No company will claim to not be customer focused, never ever. But in concrete, does every company have a structured, modelled, easy-to-present understanding of their single customers? Being able to produce a specific offer or a tailored advertising on expected future needs or wishes by past touchpoints?

Data Governance is about setting the foundations on data, from two sides: conceptual and physical. The first one is about having common definitions across the company, with no reference to any system. If a definition is clear, different actions and processes can be built around it. Back to customer orientation, questioning who or what is a customer? Is it the same as a consumer or a client? Most likely not and having this definition could define the perimeter of interest/areas to target. The same goes for articles, materials, products, goods etc. Furthermore, who has the authority/competence to define such words? This is also part of data governance, to identify the right roles in terms of "who can decide what". 

After, there will be additional steps to identify from the various systems where or how data is stored. If all is well documented, it can give powerful algorithms to analyze and maximize the potential of data. But if we skip the setting up of data governance, can we really expect that an algorithm will understand itself the right boundaries?

Start small, think big

Rolling out data governance in a complex, large organization is far away from being simple and immediate. We personally recommend having an approach with a small start but with big plans. It's quite probable that the organization will be reluctant in taking more tasks and/or allocating FTE. Therefore, showing an added value or providing a concrete tangible benefit, will pay back much more than a long, detailed presentation. 

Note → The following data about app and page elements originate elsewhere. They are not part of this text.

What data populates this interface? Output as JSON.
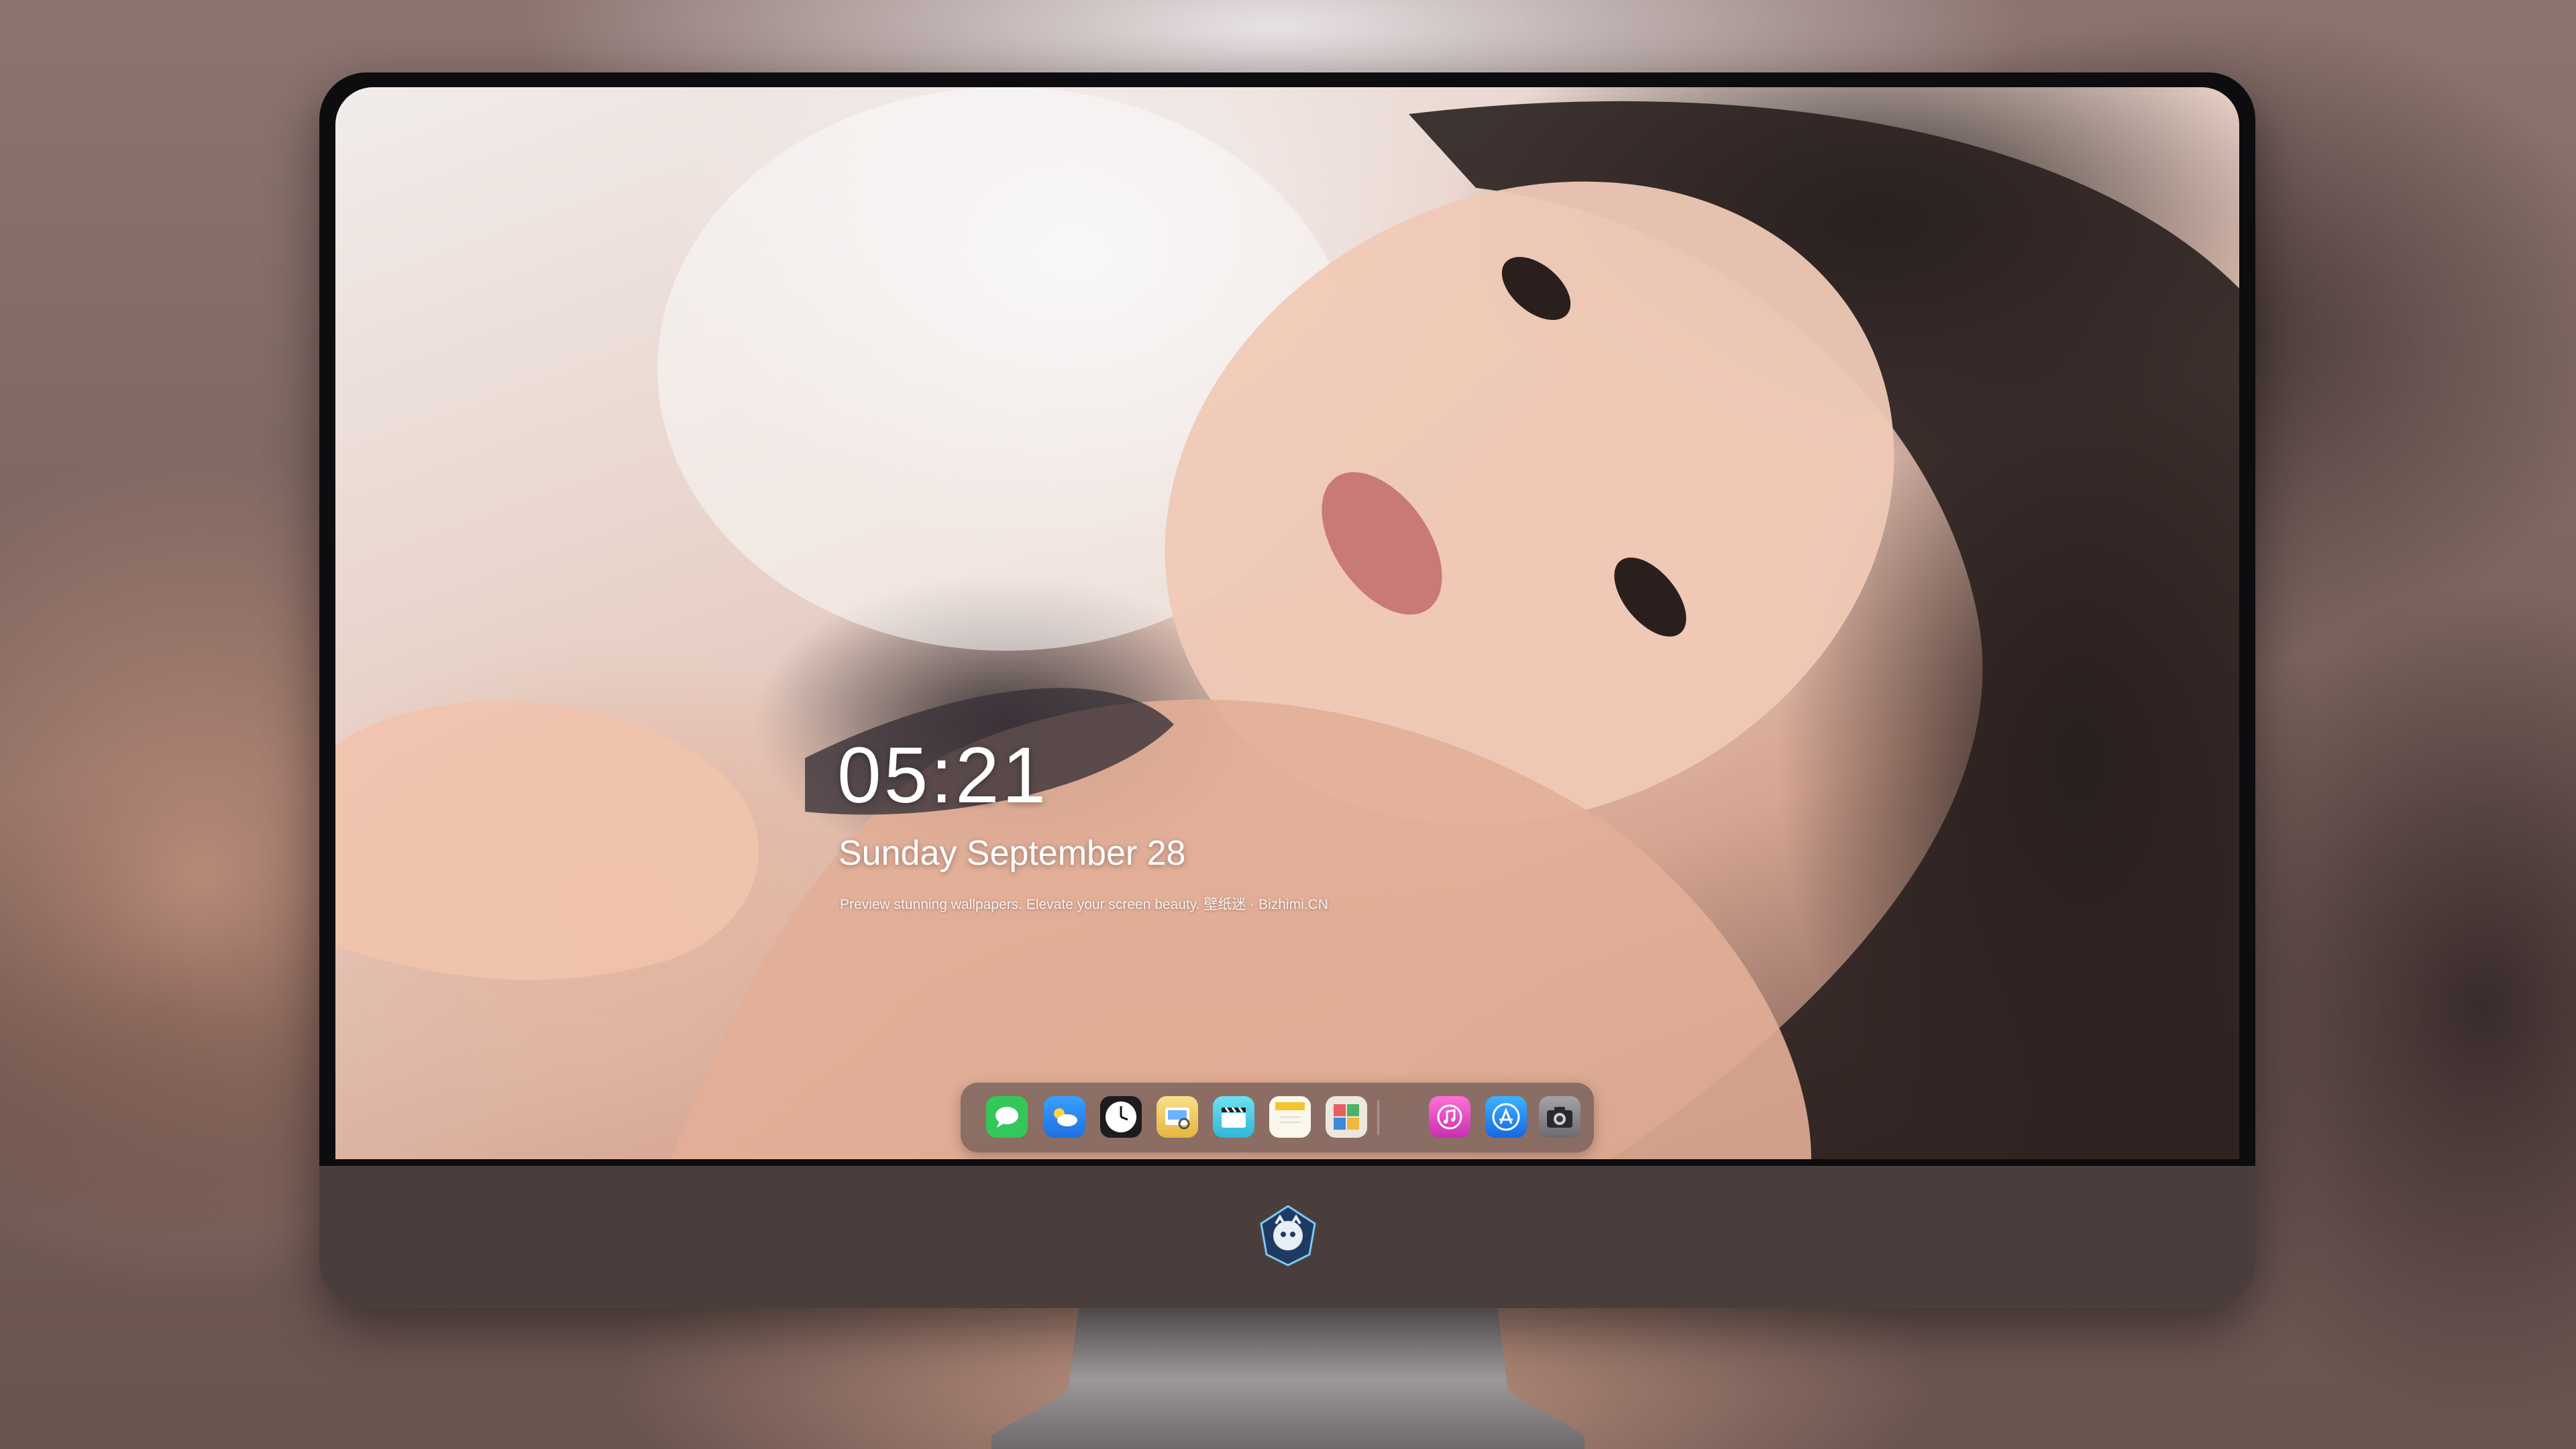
{
  "lock_screen": {
    "time": "05:21",
    "date": "Sunday September  28",
    "tagline": "Preview stunning wallpapers. Elevate your screen beauty. 壁纸迷 · Bizhimi.CN"
  },
  "dock": {
    "apps": [
      {
        "name": "messages-icon",
        "color": "#34c759"
      },
      {
        "name": "weather-icon",
        "color": "#2f8cf5"
      },
      {
        "name": "clock-icon",
        "color": "#1c1c1e"
      },
      {
        "name": "preview-icon",
        "color": "#f3d36b"
      },
      {
        "name": "clips-icon",
        "color": "#5ad1e8"
      },
      {
        "name": "notes-icon",
        "color": "#f7f2e4"
      },
      {
        "name": "photo-booth-icon",
        "color": "#e9e4dc"
      },
      {
        "name": "itunes-icon",
        "color": "#e53dbf"
      },
      {
        "name": "app-store-icon",
        "color": "#1e8bf0"
      },
      {
        "name": "camera-icon",
        "color": "#8e8e93"
      }
    ]
  },
  "colors": {
    "bezel": "#0d0d0f",
    "chin": "#4a3e3d",
    "stand": "#8a8586"
  }
}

A common mistake is to think that purchasing an expensive data governance tool at the beginning will make alone/have a major part in the rollout of data governance. This is a mistake just because these tools are extremely complex and will not magically solve the organizational issues, nor provide a universal model for the definitions. This kind of tools will be strong enablers only once there are clear concepts defined and a certain commitment on the part of the company. There is nothing bad in starting with home-made solutions and migrating into the professional ones only when a good degree of maturity has been reached. Having a very simple spreadsheet which is clear, accessible, robust and reliable will help much more in the beginning than a professional solution which nobody in the organization has an idea to what use for.


As mentioned before, the transferring abstract definitions into real systems, tables and fields is a key aspect of data governance. For this it will be crucial to gain the support and help from the people who know every system very well (IT), for instance which are the key tables and how they are interconnected with each other. Often the same table will contain different conceptual objects and to make a proper split, technical expertise is a must. With this, the circle will be closed: having abstract definitions and where to find them in the system landscape.

Only at this stage can complex algorithms be programmed, and it will be clear in their specifications and in their design where to gather the relevant data in the enterprise landscape.


Please allow us the following comparison to summarize. Think of AI/Data science/Industry 4.0/IoT as having the physical fitness to compete in a professional sport. Therefore, data governance is the regular exercise needed to obtain and maintain it. But in the end, practicing regularly is not only a need, it can also be fun, don't you think?